For this exercise, restate the records word for word.

DATA FOR THIS EXERCISE:
_ _ _ _ _ _ _

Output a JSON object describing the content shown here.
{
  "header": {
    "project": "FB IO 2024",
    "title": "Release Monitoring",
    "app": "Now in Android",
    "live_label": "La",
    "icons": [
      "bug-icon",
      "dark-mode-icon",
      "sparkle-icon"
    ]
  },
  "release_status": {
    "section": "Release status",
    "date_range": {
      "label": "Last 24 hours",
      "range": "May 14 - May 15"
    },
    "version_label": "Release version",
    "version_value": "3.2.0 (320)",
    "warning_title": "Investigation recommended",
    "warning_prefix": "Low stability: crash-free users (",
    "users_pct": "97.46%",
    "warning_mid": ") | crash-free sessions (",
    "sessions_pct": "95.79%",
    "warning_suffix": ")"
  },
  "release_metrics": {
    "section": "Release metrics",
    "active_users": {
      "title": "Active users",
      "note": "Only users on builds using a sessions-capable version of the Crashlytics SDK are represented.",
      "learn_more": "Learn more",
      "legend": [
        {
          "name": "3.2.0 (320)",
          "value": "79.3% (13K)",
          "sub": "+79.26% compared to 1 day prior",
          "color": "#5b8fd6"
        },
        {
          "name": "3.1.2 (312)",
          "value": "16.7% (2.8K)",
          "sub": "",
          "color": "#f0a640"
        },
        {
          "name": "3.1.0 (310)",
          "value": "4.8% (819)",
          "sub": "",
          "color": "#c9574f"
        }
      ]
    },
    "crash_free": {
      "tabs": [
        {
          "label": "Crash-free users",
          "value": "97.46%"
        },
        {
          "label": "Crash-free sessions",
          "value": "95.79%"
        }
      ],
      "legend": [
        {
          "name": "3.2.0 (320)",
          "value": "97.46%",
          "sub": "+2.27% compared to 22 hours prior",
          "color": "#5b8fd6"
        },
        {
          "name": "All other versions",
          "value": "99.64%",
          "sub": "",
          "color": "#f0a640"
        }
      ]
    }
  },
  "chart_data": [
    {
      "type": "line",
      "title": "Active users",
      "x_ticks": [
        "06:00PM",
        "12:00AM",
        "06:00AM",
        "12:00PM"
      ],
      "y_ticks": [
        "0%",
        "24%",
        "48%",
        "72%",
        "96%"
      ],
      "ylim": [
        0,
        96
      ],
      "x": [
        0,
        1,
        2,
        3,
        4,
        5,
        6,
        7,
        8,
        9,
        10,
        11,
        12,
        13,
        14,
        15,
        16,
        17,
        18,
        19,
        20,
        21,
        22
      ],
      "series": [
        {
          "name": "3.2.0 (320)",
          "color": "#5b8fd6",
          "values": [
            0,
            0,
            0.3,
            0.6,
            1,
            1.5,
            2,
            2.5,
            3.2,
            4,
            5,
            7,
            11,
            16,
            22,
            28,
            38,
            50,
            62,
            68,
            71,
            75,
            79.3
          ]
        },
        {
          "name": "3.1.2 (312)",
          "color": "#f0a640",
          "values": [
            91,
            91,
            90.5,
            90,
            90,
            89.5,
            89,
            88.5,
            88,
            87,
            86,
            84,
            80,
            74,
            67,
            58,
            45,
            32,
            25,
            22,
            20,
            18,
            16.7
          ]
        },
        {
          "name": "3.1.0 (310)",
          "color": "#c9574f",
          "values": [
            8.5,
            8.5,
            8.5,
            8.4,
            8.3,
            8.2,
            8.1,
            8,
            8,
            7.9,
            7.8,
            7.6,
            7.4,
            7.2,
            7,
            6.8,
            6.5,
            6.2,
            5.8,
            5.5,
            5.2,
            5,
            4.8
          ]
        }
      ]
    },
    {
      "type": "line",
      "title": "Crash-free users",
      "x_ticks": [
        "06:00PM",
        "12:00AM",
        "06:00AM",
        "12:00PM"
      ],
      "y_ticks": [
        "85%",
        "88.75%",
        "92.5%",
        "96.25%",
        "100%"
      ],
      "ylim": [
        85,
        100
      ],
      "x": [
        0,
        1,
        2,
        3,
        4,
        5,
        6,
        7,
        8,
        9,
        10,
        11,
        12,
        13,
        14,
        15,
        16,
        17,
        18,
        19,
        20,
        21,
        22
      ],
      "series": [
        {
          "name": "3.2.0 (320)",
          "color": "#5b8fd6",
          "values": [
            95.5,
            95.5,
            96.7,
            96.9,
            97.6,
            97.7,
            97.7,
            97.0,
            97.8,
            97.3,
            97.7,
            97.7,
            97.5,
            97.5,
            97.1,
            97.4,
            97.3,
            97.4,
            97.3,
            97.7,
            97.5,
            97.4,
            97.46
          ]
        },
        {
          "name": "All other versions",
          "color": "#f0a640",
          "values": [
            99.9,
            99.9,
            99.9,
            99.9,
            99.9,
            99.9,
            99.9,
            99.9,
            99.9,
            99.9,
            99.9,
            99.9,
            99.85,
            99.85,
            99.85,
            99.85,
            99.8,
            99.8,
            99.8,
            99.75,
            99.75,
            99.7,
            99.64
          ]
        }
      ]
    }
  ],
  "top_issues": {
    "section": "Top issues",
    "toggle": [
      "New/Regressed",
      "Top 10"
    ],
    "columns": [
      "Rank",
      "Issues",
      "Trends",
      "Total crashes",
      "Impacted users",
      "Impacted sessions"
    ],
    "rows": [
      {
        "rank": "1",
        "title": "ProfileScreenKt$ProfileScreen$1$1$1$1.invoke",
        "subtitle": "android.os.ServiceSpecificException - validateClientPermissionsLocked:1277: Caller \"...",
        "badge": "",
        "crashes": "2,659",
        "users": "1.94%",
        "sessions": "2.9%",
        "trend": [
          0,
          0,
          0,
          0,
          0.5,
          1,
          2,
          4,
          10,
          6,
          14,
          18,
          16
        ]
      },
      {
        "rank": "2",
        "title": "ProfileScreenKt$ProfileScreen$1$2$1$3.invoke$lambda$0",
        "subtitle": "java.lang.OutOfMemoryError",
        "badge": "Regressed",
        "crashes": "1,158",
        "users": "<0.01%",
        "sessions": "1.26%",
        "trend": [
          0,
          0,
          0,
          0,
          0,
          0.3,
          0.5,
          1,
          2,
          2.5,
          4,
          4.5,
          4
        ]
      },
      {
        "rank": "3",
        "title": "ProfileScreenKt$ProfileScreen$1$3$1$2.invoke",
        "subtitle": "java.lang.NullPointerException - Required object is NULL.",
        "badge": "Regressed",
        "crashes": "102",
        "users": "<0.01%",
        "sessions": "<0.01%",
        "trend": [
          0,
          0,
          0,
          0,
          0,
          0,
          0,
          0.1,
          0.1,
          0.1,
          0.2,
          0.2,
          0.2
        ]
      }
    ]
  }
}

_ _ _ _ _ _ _

TASK OUTPUT:
Output a JSON object describing the content shown here.
{
  "header": {
    "project": "FB IO 2024",
    "title": "Release Monitoring",
    "app": "Now in Android",
    "live_label": "La",
    "icons": [
      "bug-icon",
      "dark-mode-icon",
      "sparkle-icon"
    ]
  },
  "release_status": {
    "section": "Release status",
    "date_range": {
      "label": "Last 24 hours",
      "range": "May 14 - May 15"
    },
    "version_label": "Release version",
    "version_value": "3.2.0 (320)",
    "warning_title": "Investigation recommended",
    "warning_prefix": "Low stability: crash-free users (",
    "users_pct": "97.46%",
    "warning_mid": ") | crash-free sessions (",
    "sessions_pct": "95.79%",
    "warning_suffix": ")"
  },
  "release_metrics": {
    "section": "Release metrics",
    "active_users": {
      "title": "Active users",
      "note": "Only users on builds using a sessions-capable version of the Crashlytics SDK are represented.",
      "learn_more": "Learn more",
      "legend": [
        {
          "name": "3.2.0 (320)",
          "value": "79.3% (13K)",
          "sub": "+79.26% compared to 1 day prior",
          "color": "#5b8fd6"
        },
        {
          "name": "3.1.2 (312)",
          "value": "16.7% (2.8K)",
          "sub": "",
          "color": "#f0a640"
        },
        {
          "name": "3.1.0 (310)",
          "value": "4.8% (819)",
          "sub": "",
          "color": "#c9574f"
        }
      ]
    },
    "crash_free": {
      "tabs": [
        {
          "label": "Crash-free users",
          "value": "97.46%"
        },
        {
          "label": "Crash-free sessions",
          "value": "95.79%"
        }
      ],
      "legend": [
        {
          "name": "3.2.0 (320)",
          "value": "97.46%",
          "sub": "+2.27% compared to 22 hours prior",
          "color": "#5b8fd6"
        },
        {
          "name": "All other versions",
          "value": "99.64%",
          "sub": "",
          "color": "#f0a640"
        }
      ]
    }
  },
  "chart_data": [
    {
      "type": "line",
      "title": "Active users",
      "x_ticks": [
        "06:00PM",
        "12:00AM",
        "06:00AM",
        "12:00PM"
      ],
      "y_ticks": [
        "0%",
        "24%",
        "48%",
        "72%",
        "96%"
      ],
      "ylim": [
        0,
        96
      ],
      "x": [
        0,
        1,
        2,
        3,
        4,
        5,
        6,
        7,
        8,
        9,
        10,
        11,
        12,
        13,
        14,
        15,
        16,
        17,
        18,
        19,
        20,
        21,
        22
      ],
      "series": [
        {
          "name": "3.2.0 (320)",
          "color": "#5b8fd6",
          "values": [
            0,
            0,
            0.3,
            0.6,
            1,
            1.5,
            2,
            2.5,
            3.2,
            4,
            5,
            7,
            11,
            16,
            22,
            28,
            38,
            50,
            62,
            68,
            71,
            75,
            79.3
          ]
        },
        {
          "name": "3.1.2 (312)",
          "color": "#f0a640",
          "values": [
            91,
            91,
            90.5,
            90,
            90,
            89.5,
            89,
            88.5,
            88,
            87,
            86,
            84,
            80,
            74,
            67,
            58,
            45,
            32,
            25,
            22,
            20,
            18,
            16.7
          ]
        },
        {
          "name": "3.1.0 (310)",
          "color": "#c9574f",
          "values": [
            8.5,
            8.5,
            8.5,
            8.4,
            8.3,
            8.2,
            8.1,
            8,
            8,
            7.9,
            7.8,
            7.6,
            7.4,
            7.2,
            7,
            6.8,
            6.5,
            6.2,
            5.8,
            5.5,
            5.2,
            5,
            4.8
          ]
        }
      ]
    },
    {
      "type": "line",
      "title": "Crash-free users",
      "x_ticks": [
        "06:00PM",
        "12:00AM",
        "06:00AM",
        "12:00PM"
      ],
      "y_ticks": [
        "85%",
        "88.75%",
        "92.5%",
        "96.25%",
        "100%"
      ],
      "ylim": [
        85,
        100
      ],
      "x": [
        0,
        1,
        2,
        3,
        4,
        5,
        6,
        7,
        8,
        9,
        10,
        11,
        12,
        13,
        14,
        15,
        16,
        17,
        18,
        19,
        20,
        21,
        22
      ],
      "series": [
        {
          "name": "3.2.0 (320)",
          "color": "#5b8fd6",
          "values": [
            95.5,
            95.5,
            96.7,
            96.9,
            97.6,
            97.7,
            97.7,
            97.0,
            97.8,
            97.3,
            97.7,
            97.7,
            97.5,
            97.5,
            97.1,
            97.4,
            97.3,
            97.4,
            97.3,
            97.7,
            97.5,
            97.4,
            97.46
          ]
        },
        {
          "name": "All other versions",
          "color": "#f0a640",
          "values": [
            99.9,
            99.9,
            99.9,
            99.9,
            99.9,
            99.9,
            99.9,
            99.9,
            99.9,
            99.9,
            99.9,
            99.9,
            99.85,
            99.85,
            99.85,
            99.85,
            99.8,
            99.8,
            99.8,
            99.75,
            99.75,
            99.7,
            99.64
          ]
        }
      ]
    }
  ],
  "top_issues": {
    "section": "Top issues",
    "toggle": [
      "New/Regressed",
      "Top 10"
    ],
    "columns": [
      "Rank",
      "Issues",
      "Trends",
      "Total crashes",
      "Impacted users",
      "Impacted sessions"
    ],
    "rows": [
      {
        "rank": "1",
        "title": "ProfileScreenKt$ProfileScreen$1$1$1$1.invoke",
        "subtitle": "android.os.ServiceSpecificException - validateClientPermissionsLocked:1277: Caller \"...",
        "badge": "",
        "crashes": "2,659",
        "users": "1.94%",
        "sessions": "2.9%",
        "trend": [
          0,
          0,
          0,
          0,
          0.5,
          1,
          2,
          4,
          10,
          6,
          14,
          18,
          16
        ]
      },
      {
        "rank": "2",
        "title": "ProfileScreenKt$ProfileScreen$1$2$1$3.invoke$lambda$0",
        "subtitle": "java.lang.OutOfMemoryError",
        "badge": "Regressed",
        "crashes": "1,158",
        "users": "<0.01%",
        "sessions": "1.26%",
        "trend": [
          0,
          0,
          0,
          0,
          0,
          0.3,
          0.5,
          1,
          2,
          2.5,
          4,
          4.5,
          4
        ]
      },
      {
        "rank": "3",
        "title": "ProfileScreenKt$ProfileScreen$1$3$1$2.invoke",
        "subtitle": "java.lang.NullPointerException - Required object is NULL.",
        "badge": "Regressed",
        "crashes": "102",
        "users": "<0.01%",
        "sessions": "<0.01%",
        "trend": [
          0,
          0,
          0,
          0,
          0,
          0,
          0,
          0.1,
          0.1,
          0.1,
          0.2,
          0.2,
          0.2
        ]
      }
    ]
  }
}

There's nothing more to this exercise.